=== Directions for this task ===
Which of the lines below mention the word "name"? Pull each one out.

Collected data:
╭──

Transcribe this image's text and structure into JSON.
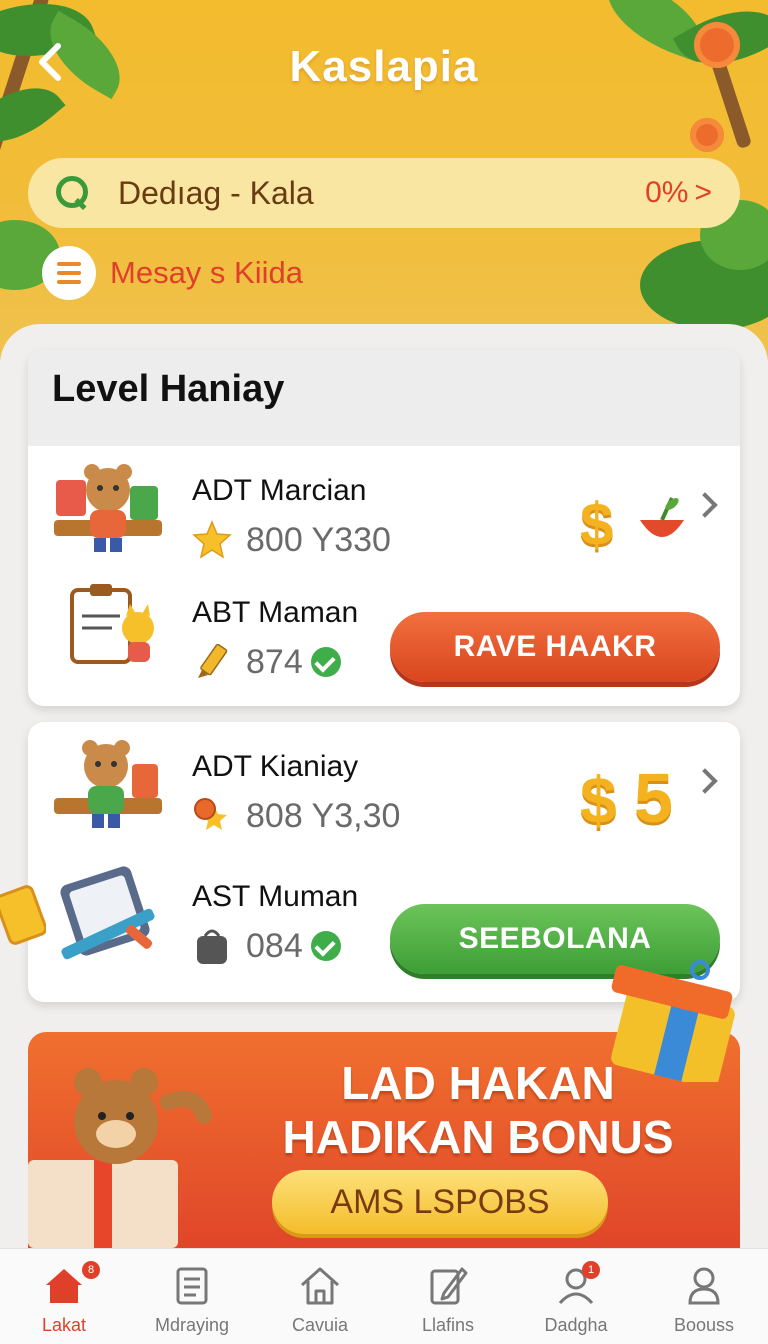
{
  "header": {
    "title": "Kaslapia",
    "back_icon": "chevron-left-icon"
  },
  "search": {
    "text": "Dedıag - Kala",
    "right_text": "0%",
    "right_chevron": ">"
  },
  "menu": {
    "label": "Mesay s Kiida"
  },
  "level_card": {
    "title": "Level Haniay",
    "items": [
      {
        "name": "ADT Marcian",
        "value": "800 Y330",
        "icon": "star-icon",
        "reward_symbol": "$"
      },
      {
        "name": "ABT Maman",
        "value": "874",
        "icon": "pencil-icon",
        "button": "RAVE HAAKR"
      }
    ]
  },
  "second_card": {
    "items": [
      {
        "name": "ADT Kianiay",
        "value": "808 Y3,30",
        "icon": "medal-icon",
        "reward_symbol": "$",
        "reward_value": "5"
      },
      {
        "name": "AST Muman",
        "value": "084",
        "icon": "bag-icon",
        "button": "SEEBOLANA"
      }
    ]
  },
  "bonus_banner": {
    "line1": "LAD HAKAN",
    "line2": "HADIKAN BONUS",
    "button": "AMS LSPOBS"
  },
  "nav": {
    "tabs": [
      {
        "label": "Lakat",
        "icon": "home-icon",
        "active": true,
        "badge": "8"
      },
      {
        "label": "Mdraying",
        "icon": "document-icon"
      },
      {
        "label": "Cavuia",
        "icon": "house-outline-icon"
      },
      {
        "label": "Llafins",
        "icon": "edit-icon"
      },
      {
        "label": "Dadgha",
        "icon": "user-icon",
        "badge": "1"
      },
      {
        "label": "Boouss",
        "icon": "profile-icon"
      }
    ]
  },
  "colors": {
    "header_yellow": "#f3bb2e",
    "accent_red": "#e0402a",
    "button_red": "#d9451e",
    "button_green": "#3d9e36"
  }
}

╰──

=== Solution for this exercise ===
        "name": "ADT Marcian",
        "name": "ABT Maman",
        "name": "ADT Kianiay",
        "name": "AST Muman",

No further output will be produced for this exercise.